# PROBLEM STATEMENT:
Show every line in the entries below where the word "content" appears.

====

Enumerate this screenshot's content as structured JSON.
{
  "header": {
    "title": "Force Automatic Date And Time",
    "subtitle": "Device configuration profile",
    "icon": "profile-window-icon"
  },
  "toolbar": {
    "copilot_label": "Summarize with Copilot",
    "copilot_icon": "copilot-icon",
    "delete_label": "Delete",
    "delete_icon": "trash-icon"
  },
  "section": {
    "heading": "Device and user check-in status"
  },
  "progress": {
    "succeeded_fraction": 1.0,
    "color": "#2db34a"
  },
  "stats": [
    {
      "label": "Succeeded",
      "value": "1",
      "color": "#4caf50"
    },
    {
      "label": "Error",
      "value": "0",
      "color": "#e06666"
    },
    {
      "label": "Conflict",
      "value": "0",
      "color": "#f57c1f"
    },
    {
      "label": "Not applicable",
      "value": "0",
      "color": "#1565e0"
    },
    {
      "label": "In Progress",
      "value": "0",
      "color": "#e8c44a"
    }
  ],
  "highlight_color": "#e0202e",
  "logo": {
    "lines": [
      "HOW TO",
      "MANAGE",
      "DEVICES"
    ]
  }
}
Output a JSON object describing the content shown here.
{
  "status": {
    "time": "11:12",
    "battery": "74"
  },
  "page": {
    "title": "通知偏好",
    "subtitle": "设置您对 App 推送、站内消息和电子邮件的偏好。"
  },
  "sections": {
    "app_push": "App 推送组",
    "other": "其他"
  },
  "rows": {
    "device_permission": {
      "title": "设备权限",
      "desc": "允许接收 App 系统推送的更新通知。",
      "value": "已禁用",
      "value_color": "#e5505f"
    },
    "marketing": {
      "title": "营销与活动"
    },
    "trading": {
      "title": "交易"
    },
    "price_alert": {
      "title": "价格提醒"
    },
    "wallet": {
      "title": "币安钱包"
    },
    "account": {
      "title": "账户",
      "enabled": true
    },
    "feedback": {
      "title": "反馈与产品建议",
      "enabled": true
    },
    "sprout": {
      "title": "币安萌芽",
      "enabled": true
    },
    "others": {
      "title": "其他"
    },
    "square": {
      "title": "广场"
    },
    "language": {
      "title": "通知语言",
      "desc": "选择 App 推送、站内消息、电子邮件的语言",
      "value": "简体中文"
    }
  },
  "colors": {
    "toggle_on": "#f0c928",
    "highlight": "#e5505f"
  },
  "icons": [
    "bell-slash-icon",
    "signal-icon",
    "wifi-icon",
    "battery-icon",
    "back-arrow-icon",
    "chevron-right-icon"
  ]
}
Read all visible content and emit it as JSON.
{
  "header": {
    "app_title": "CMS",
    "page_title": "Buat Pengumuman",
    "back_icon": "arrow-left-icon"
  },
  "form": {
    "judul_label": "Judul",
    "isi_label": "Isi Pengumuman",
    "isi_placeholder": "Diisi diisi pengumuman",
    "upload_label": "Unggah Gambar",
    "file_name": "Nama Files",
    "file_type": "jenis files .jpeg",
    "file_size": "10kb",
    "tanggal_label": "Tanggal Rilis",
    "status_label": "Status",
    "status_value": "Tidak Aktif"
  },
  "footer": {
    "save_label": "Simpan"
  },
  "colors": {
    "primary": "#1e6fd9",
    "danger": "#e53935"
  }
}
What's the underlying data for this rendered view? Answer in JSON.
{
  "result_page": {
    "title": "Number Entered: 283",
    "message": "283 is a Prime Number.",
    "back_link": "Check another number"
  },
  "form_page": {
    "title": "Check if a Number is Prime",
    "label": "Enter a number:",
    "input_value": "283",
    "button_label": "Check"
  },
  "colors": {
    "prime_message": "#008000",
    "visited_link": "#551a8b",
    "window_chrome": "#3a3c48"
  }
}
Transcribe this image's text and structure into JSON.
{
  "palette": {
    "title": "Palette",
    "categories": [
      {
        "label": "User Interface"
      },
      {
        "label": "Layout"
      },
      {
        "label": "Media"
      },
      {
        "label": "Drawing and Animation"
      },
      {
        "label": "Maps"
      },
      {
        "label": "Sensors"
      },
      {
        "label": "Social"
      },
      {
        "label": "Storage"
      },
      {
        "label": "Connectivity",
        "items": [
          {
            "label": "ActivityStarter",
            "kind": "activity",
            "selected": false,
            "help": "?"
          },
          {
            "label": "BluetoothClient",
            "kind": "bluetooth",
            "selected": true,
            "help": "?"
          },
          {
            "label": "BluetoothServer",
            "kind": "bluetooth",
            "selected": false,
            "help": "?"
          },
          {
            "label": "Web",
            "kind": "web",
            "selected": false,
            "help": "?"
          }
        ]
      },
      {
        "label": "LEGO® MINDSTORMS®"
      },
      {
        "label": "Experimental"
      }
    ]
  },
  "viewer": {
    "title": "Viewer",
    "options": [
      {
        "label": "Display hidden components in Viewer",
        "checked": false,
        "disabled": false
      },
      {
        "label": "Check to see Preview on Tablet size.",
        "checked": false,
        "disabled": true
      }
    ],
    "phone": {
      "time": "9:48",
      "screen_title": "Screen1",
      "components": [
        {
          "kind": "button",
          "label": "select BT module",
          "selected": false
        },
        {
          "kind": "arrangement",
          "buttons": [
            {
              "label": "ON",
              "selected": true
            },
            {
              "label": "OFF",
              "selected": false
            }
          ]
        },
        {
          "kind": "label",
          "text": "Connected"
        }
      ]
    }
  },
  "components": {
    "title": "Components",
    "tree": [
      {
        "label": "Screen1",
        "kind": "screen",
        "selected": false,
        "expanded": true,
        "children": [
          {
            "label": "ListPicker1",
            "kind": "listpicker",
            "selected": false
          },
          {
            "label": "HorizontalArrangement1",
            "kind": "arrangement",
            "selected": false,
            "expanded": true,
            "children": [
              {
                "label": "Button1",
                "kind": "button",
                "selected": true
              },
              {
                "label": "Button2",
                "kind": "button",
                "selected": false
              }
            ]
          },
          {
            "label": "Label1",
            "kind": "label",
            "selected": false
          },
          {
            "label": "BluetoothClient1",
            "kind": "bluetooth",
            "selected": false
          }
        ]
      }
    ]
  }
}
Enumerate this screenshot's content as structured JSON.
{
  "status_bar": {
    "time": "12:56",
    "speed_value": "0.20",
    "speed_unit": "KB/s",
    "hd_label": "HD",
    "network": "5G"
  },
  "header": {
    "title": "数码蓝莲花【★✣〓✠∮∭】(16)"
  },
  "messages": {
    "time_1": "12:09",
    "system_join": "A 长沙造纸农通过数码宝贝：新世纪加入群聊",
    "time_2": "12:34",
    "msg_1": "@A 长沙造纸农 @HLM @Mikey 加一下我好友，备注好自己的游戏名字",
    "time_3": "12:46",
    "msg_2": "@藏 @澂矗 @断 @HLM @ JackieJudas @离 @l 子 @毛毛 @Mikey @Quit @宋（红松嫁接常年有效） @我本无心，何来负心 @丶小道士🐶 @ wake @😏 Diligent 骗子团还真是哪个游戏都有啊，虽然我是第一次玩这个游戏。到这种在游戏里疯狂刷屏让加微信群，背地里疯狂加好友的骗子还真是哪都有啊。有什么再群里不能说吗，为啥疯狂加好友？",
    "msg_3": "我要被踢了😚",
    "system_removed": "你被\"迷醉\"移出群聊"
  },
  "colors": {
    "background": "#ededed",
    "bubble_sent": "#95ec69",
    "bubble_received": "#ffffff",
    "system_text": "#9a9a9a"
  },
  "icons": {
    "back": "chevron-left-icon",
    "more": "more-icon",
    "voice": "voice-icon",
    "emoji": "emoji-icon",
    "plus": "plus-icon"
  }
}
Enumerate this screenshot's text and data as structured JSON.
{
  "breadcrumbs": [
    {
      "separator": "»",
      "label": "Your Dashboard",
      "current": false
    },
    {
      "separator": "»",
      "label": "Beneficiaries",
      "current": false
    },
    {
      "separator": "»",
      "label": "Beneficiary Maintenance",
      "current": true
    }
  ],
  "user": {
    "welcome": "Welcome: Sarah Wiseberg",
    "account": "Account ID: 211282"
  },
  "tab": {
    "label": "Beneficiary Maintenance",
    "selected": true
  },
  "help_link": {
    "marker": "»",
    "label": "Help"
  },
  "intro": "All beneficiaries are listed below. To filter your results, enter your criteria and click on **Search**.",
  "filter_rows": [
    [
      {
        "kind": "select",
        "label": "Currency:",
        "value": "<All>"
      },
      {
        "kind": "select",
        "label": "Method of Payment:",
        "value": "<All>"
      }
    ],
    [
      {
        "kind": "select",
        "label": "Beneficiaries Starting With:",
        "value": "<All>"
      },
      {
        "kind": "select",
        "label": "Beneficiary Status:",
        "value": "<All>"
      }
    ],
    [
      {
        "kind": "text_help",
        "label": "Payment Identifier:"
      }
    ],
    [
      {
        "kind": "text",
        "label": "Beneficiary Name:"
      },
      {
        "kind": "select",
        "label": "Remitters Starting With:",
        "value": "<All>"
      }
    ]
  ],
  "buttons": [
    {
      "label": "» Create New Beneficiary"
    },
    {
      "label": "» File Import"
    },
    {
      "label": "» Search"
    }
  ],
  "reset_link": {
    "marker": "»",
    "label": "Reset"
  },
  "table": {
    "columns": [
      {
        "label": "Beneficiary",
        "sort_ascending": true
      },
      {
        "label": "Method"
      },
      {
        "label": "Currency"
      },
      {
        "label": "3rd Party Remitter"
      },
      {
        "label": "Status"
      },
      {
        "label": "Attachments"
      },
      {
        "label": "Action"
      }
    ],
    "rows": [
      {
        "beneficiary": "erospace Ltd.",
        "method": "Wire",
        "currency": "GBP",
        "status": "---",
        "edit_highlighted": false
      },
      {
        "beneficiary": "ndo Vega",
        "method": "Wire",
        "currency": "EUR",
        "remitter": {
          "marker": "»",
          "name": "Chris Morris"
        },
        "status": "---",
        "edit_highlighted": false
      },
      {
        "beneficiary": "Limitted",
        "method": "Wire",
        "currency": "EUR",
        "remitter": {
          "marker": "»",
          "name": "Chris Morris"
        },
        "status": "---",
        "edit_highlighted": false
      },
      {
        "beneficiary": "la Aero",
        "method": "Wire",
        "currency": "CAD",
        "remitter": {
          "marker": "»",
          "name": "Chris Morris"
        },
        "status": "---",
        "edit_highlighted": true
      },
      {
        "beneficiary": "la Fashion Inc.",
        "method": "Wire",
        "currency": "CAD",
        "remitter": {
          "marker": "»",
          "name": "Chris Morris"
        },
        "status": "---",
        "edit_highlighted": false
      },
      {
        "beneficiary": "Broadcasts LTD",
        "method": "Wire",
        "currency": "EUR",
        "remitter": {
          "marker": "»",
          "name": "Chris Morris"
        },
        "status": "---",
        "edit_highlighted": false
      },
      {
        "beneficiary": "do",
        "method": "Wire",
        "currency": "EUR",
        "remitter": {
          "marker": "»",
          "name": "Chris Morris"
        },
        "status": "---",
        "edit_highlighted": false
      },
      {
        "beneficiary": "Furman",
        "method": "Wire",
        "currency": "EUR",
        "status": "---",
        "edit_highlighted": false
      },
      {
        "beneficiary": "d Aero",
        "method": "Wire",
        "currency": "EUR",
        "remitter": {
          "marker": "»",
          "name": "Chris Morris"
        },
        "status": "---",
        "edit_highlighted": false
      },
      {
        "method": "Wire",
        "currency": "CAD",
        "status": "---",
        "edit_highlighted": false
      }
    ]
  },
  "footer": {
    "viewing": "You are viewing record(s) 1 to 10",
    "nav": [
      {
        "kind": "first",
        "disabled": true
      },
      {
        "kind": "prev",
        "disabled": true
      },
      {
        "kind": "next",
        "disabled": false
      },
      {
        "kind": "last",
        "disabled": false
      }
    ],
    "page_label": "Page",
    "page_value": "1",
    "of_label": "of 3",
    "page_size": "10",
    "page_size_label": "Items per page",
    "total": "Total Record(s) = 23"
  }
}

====

# RESPONSE:
Enumerate this screenshot's content as structured JSON.
Output a JSON object describing the content shown here.
Read all visible content and emit it as JSON.
Enumerate this screenshot's content as structured JSON.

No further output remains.